A two-day meeting beginning today at the National Academy of Sciences in Washington, D.C., will examine how diseases spread on planes and in airports.
With the spread of the H1N1 virus, airlines have taken notice and stocked up on supplies such as gloves, masks and alcohol wipes and increased their cleanings. Although they are preparing themselves for a flu outbreak, airlines insist that it is still safe to fly.
"Going on a plane is no less safe than going to church, going to work, going to school," said AirTran spokesman Christopher White.
The airflow systems in planes are designed to help minimize the risk of the H1N1 flu spreading because the air flows across the rows of seats instead of front to back.

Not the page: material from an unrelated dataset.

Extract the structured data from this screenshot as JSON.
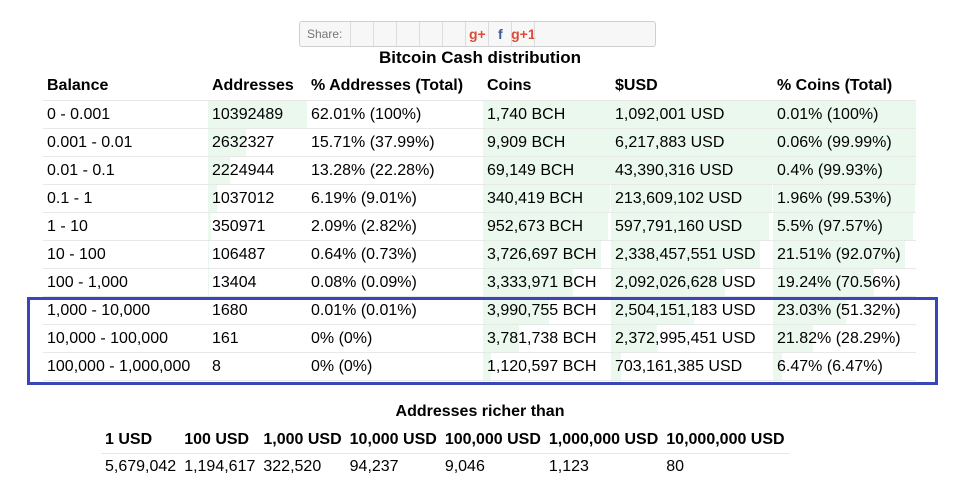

It is continually exchanged with a combination of fresh air and recirculated air that usually passes through a series of filters.
"One of the most persistent myths is that everybody on the plane is breathing the same air and that germs just endlessly recirculate within the cabin. In fact, air on the airplane is probably cleaner than in most indoor spaces," said Katherine Andrus, assistant general counsel for the Air Transport Association.
Yet passengers are still confined to an enclosed space where contagious diseases could spread. James Bennett, a research engineer for the National Institute for Occupational Safety and Health, completed a study of how contaminants move inside a plane.
"Contaminants, such as the small droplets emitted by a cough, do move to other areas of the cabin," Bennett said.
According to Bennett's research, within seconds of one person coughing the droplets have spread outward and nearby passengers get the biggest dose. After 15 minutes those particles could have traveled as far as 10 rows away.
Although exposure does not mean you will get sick, some passengers aren't taking any chances.
"I always have hand sanitizer with me and I always wipe that on me and on surfaces that [my son's] touching a lot," said Sarah Smith, who was travelling with her toddler.
Here are five tips from ABC News chief medical editor Dr. Tim Johnson on how to cut down on exposure and help keep you and your family healthy while traveling.
If the person next to you is coughing or sneezing, ask to switch seats. It might not always be possible, but it's worth asking.
Bring along a face mask.
Bring alcohol-based hand sanitizer and anti-bacterial wipes.
"Constantly wash your hands," Johnson said, but not in the airplane's bathroom. "Those surfaces are typically going to be contaminated."
Bring your own pillow and blanket.
Drink bottled water.
"Bring along water and hydrate yourself," Johnson said, because it will make you "less susceptible to viral infections in general." It's also helpful because airplane air is very dry and dehydrating.
"Mostly be alert to people who might be sick and really isolate yourself," Johnson said, "or insist they be isolated."
And if you're the one who is feeling under the weather, do your fellow travelers a favor and stay home.